share|improve this question

closed as off-topic by Pang, Deduplicator, PartiallyFinite, James Drinkard, IanAuld May 30 at 16:49

  • This question does not appear to be about programming within the scope defined in the help center.
If this question can be reworded to fit the rules in the help center, please edit the question.

1  
This question appears to be off-topic because it is about licensing and not programming (code) as defined in the help center. This question is more suitable for Programmers, where licensing questions are within the guidelines. –  Ken White Dec 10 '13 at 16:05
    
@KenWhite I'll admit, I wasn't sure if this was more appropriate for Programmers or StackOverflow. Is there a way to migrate it, or should I vote to close and then re-ask? –  William Kunkel Dec 10 '13 at 16:15
    
No problem. :-) Programmers isn't one of the standard migration destinations (they were getting too many incorrect ones), so you'll probably do better deleting here and re-asking there. –  Ken White Dec 10 '13 at 17:22
4  
I'm voting to close this question as off-topic because it is about licensing and legal issues, not programming or software development. See here for details, and the help center for more. –  Pang May 30 at 4:09

1 Answer 1

The MIT and BSD licences are basically equivalent: keep the copyright notices when you redistribute them. So, there are no further obligations to you by using that library.

Disclaimer: IANAL, TINLA

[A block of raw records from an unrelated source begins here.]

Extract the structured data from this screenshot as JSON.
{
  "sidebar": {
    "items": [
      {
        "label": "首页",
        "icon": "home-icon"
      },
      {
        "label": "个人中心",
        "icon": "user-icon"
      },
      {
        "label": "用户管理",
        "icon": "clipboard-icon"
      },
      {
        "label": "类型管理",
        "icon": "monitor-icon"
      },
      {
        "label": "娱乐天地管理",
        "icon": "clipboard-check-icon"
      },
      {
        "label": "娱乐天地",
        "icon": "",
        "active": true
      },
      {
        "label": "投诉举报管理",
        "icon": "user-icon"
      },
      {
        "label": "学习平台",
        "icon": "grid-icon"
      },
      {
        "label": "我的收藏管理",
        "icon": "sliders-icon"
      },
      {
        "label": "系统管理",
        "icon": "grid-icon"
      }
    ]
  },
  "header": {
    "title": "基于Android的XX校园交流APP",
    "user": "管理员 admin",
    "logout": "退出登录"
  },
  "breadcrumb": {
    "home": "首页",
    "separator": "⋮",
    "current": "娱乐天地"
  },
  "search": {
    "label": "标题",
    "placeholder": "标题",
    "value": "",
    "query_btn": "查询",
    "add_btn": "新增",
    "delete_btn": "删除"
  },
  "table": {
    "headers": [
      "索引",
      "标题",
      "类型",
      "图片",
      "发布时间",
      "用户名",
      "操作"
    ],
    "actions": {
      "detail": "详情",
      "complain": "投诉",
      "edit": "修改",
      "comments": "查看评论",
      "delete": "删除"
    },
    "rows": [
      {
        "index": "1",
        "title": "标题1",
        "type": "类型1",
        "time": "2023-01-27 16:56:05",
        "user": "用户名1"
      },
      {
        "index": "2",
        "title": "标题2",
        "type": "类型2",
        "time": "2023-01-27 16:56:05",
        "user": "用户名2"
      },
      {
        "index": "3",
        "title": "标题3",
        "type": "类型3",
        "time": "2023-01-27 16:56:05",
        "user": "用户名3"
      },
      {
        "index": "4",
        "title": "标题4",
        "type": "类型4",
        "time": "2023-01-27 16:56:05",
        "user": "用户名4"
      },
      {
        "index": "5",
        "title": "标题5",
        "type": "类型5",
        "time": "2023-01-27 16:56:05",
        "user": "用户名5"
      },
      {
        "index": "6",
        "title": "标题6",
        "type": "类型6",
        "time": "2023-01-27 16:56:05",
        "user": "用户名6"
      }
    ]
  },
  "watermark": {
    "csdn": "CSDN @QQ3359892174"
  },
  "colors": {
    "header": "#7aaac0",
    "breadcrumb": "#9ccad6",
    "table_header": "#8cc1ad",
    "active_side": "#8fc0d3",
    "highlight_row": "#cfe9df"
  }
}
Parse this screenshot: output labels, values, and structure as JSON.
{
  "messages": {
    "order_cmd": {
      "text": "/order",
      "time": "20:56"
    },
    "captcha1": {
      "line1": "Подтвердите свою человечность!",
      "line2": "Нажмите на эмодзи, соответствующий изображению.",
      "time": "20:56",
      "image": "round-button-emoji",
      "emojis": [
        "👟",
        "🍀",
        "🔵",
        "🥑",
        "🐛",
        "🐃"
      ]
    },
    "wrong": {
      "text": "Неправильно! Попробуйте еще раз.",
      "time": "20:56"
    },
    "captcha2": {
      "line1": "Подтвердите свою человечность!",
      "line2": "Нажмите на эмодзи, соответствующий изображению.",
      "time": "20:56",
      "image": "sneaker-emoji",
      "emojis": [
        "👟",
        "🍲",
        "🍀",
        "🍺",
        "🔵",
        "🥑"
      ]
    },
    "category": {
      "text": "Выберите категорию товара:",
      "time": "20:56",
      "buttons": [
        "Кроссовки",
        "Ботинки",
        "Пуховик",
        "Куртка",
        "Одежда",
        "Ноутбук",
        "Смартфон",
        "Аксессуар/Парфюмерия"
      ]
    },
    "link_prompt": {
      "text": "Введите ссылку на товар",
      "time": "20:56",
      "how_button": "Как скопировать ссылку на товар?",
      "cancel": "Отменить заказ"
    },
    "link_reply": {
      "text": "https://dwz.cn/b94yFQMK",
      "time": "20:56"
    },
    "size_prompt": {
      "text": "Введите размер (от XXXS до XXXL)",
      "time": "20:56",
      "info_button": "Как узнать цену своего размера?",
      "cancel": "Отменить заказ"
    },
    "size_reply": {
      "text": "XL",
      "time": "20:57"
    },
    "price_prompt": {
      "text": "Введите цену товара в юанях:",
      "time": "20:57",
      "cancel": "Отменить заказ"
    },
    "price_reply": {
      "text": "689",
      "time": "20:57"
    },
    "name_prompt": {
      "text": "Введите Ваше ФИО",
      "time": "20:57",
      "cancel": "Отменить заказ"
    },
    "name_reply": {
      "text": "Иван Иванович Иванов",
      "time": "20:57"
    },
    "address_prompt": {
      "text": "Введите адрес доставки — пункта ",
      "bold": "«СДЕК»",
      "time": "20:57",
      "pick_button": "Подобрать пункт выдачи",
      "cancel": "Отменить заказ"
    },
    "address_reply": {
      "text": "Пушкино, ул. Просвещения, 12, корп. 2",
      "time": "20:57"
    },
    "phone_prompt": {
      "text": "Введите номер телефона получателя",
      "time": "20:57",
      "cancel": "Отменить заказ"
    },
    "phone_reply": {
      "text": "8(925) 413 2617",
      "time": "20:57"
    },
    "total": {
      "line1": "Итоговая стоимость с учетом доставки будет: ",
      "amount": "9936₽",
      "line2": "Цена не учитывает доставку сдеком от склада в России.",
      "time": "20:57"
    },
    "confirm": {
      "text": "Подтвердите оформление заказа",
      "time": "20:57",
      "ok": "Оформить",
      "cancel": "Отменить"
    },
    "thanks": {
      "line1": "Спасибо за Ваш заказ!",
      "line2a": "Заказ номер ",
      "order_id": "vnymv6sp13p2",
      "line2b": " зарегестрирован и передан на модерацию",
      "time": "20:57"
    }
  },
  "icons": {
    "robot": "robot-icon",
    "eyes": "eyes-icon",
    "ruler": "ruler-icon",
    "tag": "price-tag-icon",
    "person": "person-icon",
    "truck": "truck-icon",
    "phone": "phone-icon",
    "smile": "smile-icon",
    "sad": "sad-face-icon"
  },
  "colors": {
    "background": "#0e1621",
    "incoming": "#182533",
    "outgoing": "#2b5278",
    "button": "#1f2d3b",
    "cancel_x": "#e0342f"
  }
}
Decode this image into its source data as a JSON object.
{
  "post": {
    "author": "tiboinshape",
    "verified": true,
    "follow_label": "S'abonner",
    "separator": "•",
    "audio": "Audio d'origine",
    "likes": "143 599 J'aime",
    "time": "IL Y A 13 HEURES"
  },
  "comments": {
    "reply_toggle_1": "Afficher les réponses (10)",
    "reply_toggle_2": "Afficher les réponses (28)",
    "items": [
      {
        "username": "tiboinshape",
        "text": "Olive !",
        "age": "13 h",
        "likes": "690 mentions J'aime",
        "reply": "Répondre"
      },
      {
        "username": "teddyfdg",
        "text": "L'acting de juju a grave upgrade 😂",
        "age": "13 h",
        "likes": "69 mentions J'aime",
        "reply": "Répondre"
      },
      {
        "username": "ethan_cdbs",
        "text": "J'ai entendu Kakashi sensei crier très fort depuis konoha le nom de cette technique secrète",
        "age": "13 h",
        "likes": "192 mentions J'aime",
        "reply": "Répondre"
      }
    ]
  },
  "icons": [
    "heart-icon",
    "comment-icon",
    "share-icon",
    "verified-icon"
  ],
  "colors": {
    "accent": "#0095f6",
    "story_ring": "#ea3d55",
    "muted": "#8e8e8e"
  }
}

share|improve this answer

Not the answer you're looking for? Browse other questions tagged or ask your own question.